email. Some are uninterested in gaining access to other
content (including games, audio and video). Others -
particular those with some exposure to broadband - are
interested but are inhibited by concerns about cost
Confidence in using the net and e-commerce appears to
be a significant factor in domestic consumer and SME
demand, including concerns about management of viruses
in 'always on' connections and the integrity of payment
uptake of broadband in Australia
By September 2002 domestic use of broadband in Australia
has increased from a low base to 9% of home users (ie
under 5% of all households). Uptake rose by 80% in the
year from September 2001.
Broadband uptake by Australian businesses was biased towards
major enterprises and metropolitan centres. In discussing
internet metrics this site
notes estimates that as at June 2002 some 72% of Australian
businesses with employees (around 474,000 enterprises)
had a net connection, albeit one that often was not on
for much of the day.
Among that cohort an estimated 86% went online via dial-up
services, 7% via DSL, 7% via cable modem, 4% via ISDN
and 2% via other high speed services. Only 45% of online
businesses with 100 or more persons accessed the Internet
via dial-up services, compared to 88% respectively for
micro businesses (1-4 persons), businesses employing 5-19
persons and 74% for online businesses employing 20-99
By late 2008 the Australian Bureau of Statistics was reporting
that 4.3 million households - ie 52% of all households

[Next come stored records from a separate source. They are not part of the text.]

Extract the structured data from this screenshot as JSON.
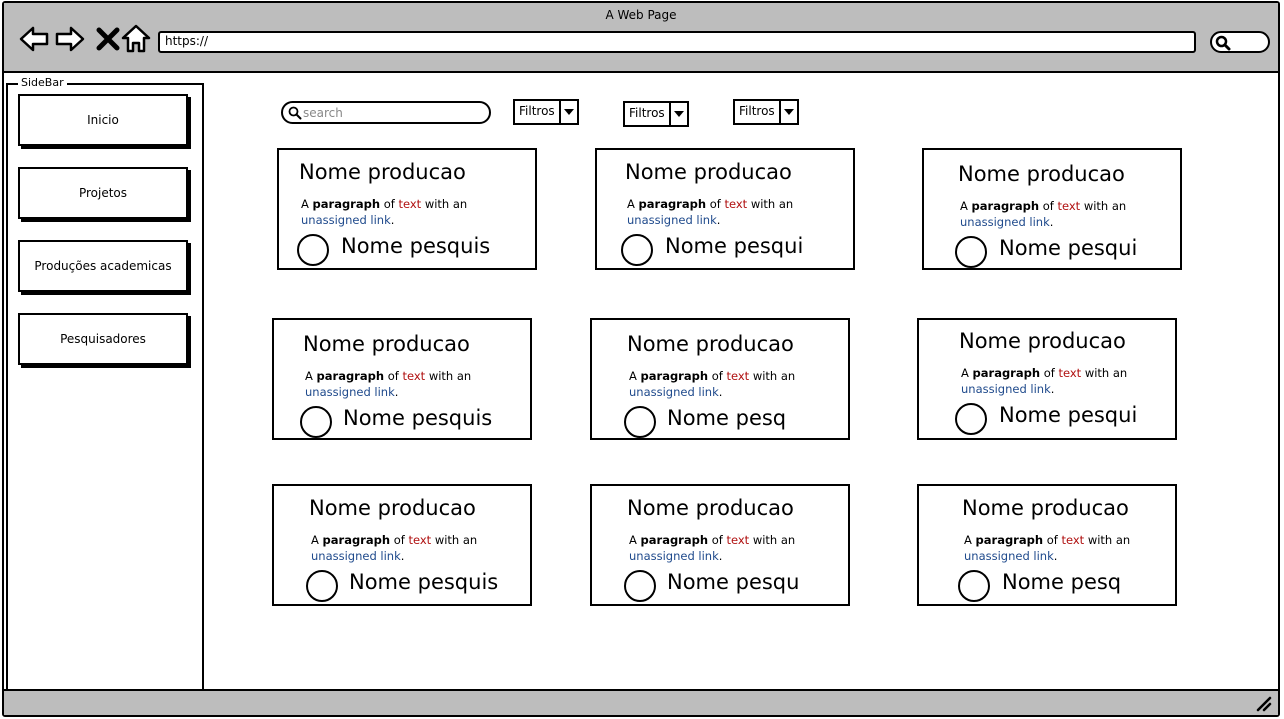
{
  "window": {
    "title": "A Web Page"
  },
  "browser": {
    "url": "https://",
    "nav_icons": [
      "back-arrow-icon",
      "forward-arrow-icon",
      "close-icon",
      "home-icon"
    ],
    "search_icon": "search-icon"
  },
  "sidebar": {
    "legend": "SideBar",
    "items": [
      {
        "label": "Inicio"
      },
      {
        "label": "Projetos"
      },
      {
        "label": "Produções academicas"
      },
      {
        "label": "Pesquisadores"
      }
    ]
  },
  "toolbar": {
    "search_placeholder": "search",
    "filters": [
      {
        "label": "Filtros"
      },
      {
        "label": "Filtros"
      },
      {
        "label": "Filtros"
      }
    ]
  },
  "cards": [
    {
      "title": "Nome producao",
      "para_a": "A",
      "para_bold": "paragraph",
      "para_of": "of",
      "para_red": "text",
      "para_rest": "with an",
      "para_link": "unassigned link",
      "para_end": ".",
      "author": "Nome pesquis"
    },
    {
      "title": "Nome producao",
      "para_a": "A",
      "para_bold": "paragraph",
      "para_of": "of",
      "para_red": "text",
      "para_rest": "with an",
      "para_link": "unassigned link",
      "para_end": ".",
      "author": "Nome pesqui"
    },
    {
      "title": "Nome producao",
      "para_a": "A",
      "para_bold": "paragraph",
      "para_of": "of",
      "para_red": "text",
      "para_rest": "with an",
      "para_link": "unassigned link",
      "para_end": ".",
      "author": "Nome pesqui"
    },
    {
      "title": "Nome producao",
      "para_a": "A",
      "para_bold": "paragraph",
      "para_of": "of",
      "para_red": "text",
      "para_rest": "with an",
      "para_link": "unassigned link",
      "para_end": ".",
      "author": "Nome pesquis"
    },
    {
      "title": "Nome producao",
      "para_a": "A",
      "para_bold": "paragraph",
      "para_of": "of",
      "para_red": "text",
      "para_rest": "with an",
      "para_link": "unassigned link",
      "para_end": ".",
      "author": "Nome pesq"
    },
    {
      "title": "Nome producao",
      "para_a": "A",
      "para_bold": "paragraph",
      "para_of": "of",
      "para_red": "text",
      "para_rest": "with an",
      "para_link": "unassigned link",
      "para_end": ".",
      "author": "Nome pesqui"
    },
    {
      "title": "Nome producao",
      "para_a": "A",
      "para_bold": "paragraph",
      "para_of": "of",
      "para_red": "text",
      "para_rest": "with an",
      "para_link": "unassigned link",
      "para_end": ".",
      "author": "Nome pesquis"
    },
    {
      "title": "Nome producao",
      "para_a": "A",
      "para_bold": "paragraph",
      "para_of": "of",
      "para_red": "text",
      "para_rest": "with an",
      "para_link": "unassigned link",
      "para_end": ".",
      "author": "Nome pesqu"
    },
    {
      "title": "Nome producao",
      "para_a": "A",
      "para_bold": "paragraph",
      "para_of": "of",
      "para_red": "text",
      "para_rest": "with an",
      "para_link": "unassigned link",
      "para_end": ".",
      "author": "Nome pesq"
    }
  ],
  "colors": {
    "chrome": "#bdbdbd",
    "text_red": "#b01010",
    "link_blue": "#1f4a8c"
  }
}
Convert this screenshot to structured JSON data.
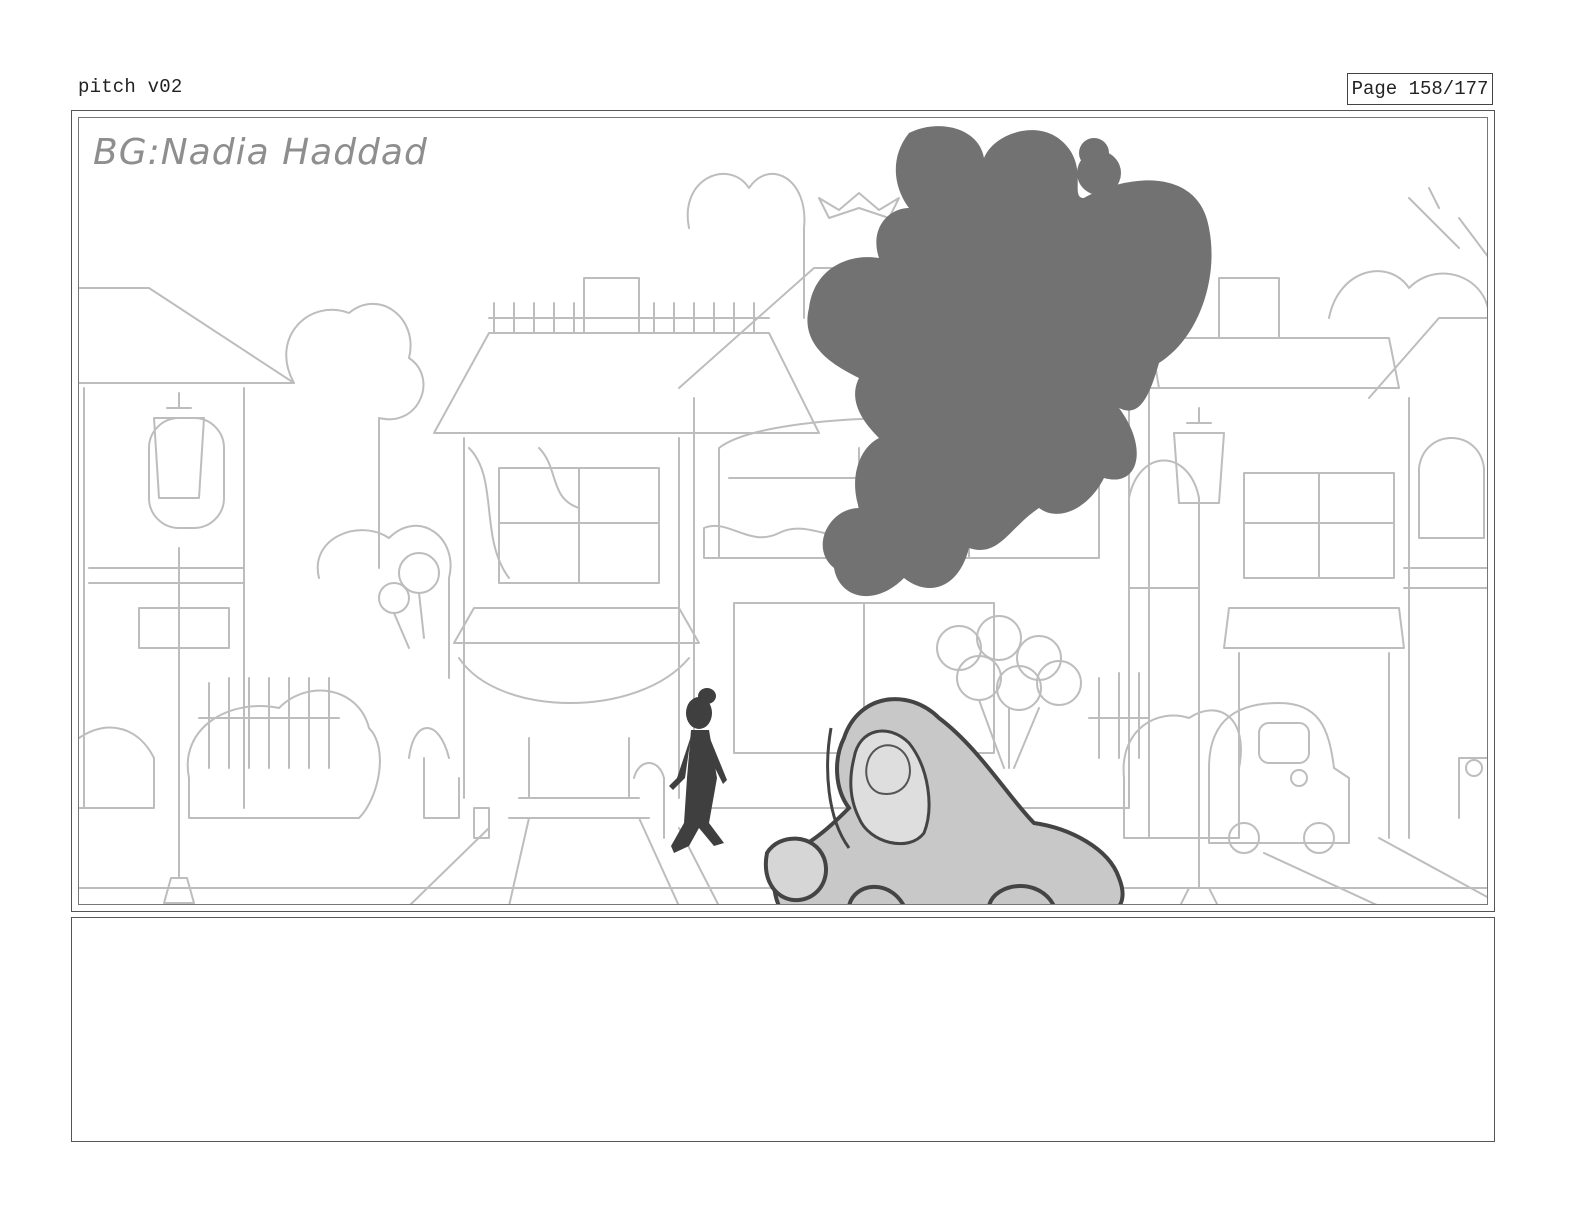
{
  "document": {
    "title": "pitch v02",
    "page_label": "Page 158/177"
  },
  "panel": {
    "bg_credit": "BG:Nadia Haddad",
    "sketch_colors": {
      "line": "#bdbdbd",
      "shadow_blob": "#727272",
      "car_fill": "#c8c8c8",
      "car_outline": "#444444",
      "figure": "#3f3f3f"
    }
  },
  "notes": {
    "text": ""
  }
}
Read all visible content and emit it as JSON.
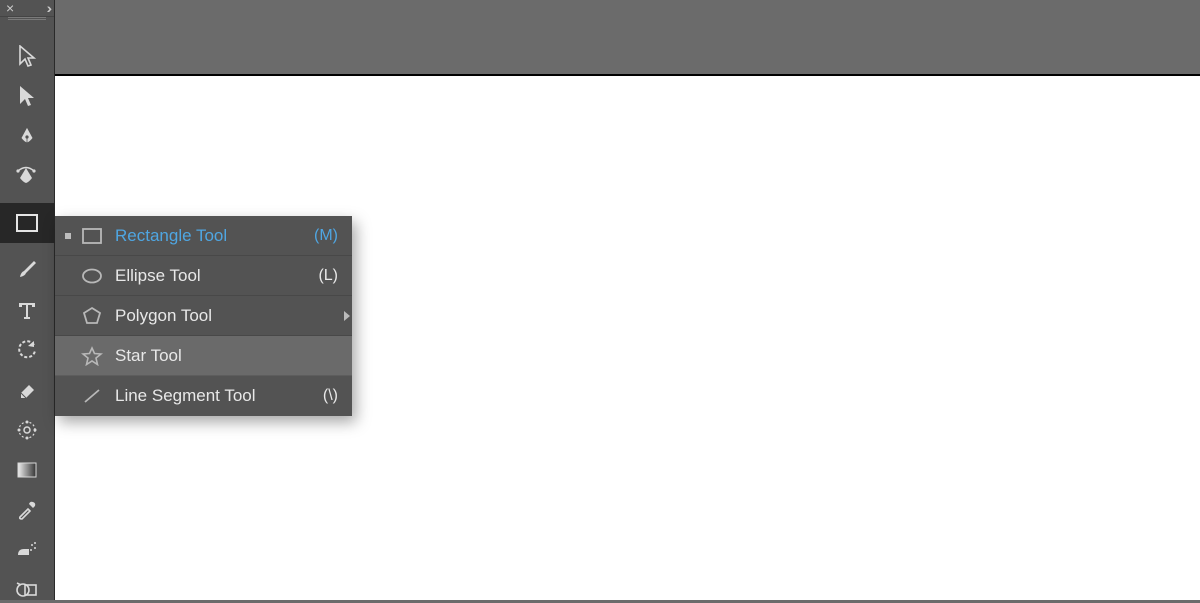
{
  "panel_header": {
    "close": "×",
    "expand": "››"
  },
  "tools": [
    {
      "name": "selection-tool"
    },
    {
      "name": "direct-selection-tool"
    },
    {
      "name": "pen-tool"
    },
    {
      "name": "curvature-tool"
    },
    {
      "name": "rectangle-tool",
      "selected": true
    },
    {
      "name": "paintbrush-tool"
    },
    {
      "name": "type-tool"
    },
    {
      "name": "rotate-tool"
    },
    {
      "name": "eraser-tool"
    },
    {
      "name": "scale-tool"
    },
    {
      "name": "gradient-tool"
    },
    {
      "name": "eyedropper-tool"
    },
    {
      "name": "symbol-sprayer-tool"
    },
    {
      "name": "shape-builder-tool"
    }
  ],
  "shape_flyout": {
    "items": [
      {
        "name": "rectangle-tool",
        "label": "Rectangle Tool",
        "shortcut": "(M)",
        "active": true
      },
      {
        "name": "ellipse-tool",
        "label": "Ellipse Tool",
        "shortcut": "(L)"
      },
      {
        "name": "polygon-tool",
        "label": "Polygon Tool",
        "has_submenu": true
      },
      {
        "name": "star-tool",
        "label": "Star Tool",
        "hover": true
      },
      {
        "name": "line-segment-tool",
        "label": "Line Segment Tool",
        "shortcut": "(\\)"
      }
    ]
  }
}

- had a broadband connection. 6.2 million households (over
75%) had access to a computer. 5.5 million households
had some form of internet access.
The ABS estimated that metropolitan areas had higher proportion
of broadband connections (57%) than other areas (43%),
households with children under 15 had higher broadband
access (67%) compared to households without (46%) and
- consistent with discussion elsewhere on this site about
digital divides - those households with an income of $120,000
had substantially higher rates of access (81%) than households
incomes of less than $40,000 (38%).